I’m a quasi-Luddite. I get that we need to be adding new features to stay competitive and to be relevant to our users, but I also think there was some wisdom in that old adage about “not fixing what ain’t broke”. So I sympathize with the folks who are struggling to find their most-used fields on the new issue view.
However, I can also see where at Atlassian was coming from when they decided to make the change. When I first started using Jira, I found the issue screen a bit overwhelming. There were a lot of fields that weren’t relevant to what I was doing, and I didn’t always understand the logic of how fields were placed on the screen. That was then. Now that I know my way around Jira a little better, the new issue view feels like something has been taken away.
Clearly, Atlassian is doing their best to accommodate both types of users. If you’re wondering about how much information should be collected and shown on your Jira issues, I’d like to suggest another option - forms.
ProForma allows you to create forms that embed in Jira issues. You can add as many fields to the form as needed, and as many forms to the issue as needed. It’s a great way to store a lot of information on a Jira issue without cluttering up your screen.
Benefits of Using Forms in Jira
There are additional advantages to using forms to collect information on your issue:
- Detailed, organized information
Many processes require multiple sets of data. Adding forms to Jira issues makes it easy to keep that data organized and accessible. You can include multiple forms on a single issue and view which ever form you need with one click.
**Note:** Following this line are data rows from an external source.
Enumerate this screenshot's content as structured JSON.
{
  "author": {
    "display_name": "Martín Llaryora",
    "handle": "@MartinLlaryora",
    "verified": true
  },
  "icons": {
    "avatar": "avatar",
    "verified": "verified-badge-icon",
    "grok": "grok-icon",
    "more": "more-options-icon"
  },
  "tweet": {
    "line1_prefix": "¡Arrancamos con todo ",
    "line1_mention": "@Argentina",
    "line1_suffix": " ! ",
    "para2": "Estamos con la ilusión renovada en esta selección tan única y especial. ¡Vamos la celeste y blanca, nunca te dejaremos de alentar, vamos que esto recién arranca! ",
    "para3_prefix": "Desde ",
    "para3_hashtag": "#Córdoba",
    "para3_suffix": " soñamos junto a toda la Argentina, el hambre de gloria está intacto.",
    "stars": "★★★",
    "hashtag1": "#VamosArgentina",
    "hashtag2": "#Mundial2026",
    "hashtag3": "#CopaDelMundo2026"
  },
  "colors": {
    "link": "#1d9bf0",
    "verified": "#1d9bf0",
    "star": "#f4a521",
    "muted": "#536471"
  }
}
- Power over data collection is given to the people who use the data
ProForma forms (any number of fields on those forms) will not require complex configuration or negatively impact the performance of your Jira instance. Thus you can safely delegate form creation to a member of the team (with Administer Project permissions) that uses data. These are the people who are best qualified to decide which fields are required, what options to include in choice lists, what business rules should be built into the validation and what questions require hints and examples.
- Fewer custom fields
Fields which are included on a form, do not need to be added to the issue itself. This allows you flexibility in collecting data while simultaneously reducing the need for custom fields. Fewer custom fields means better performance and easier Jira administration.
- Linking to Jira fields
In cases where you will need to query or report on a field value, or use the field to trigger automation, you can easily link a form field to a Jira field. You get the functionality of a Jira field, while keeping the data in a logical grouping (on the form) and ensuring that it is updated whenever the form is updated.
- Publish forms to the JSD portal
If you’re using Jira Service Desk, you can also publish ProForma forms to the customer portal. This is a great way to let service teams collect the specific information they need when a customer places a request. Time is saved on both ends because teams are empowered to deliver one-touch service.
Forms in Jira issues are like a well-organized storage closet. You don't have to choose between being a packrat or a minimalist. Instead, you can enjoy having a place for everything and everything in it's place.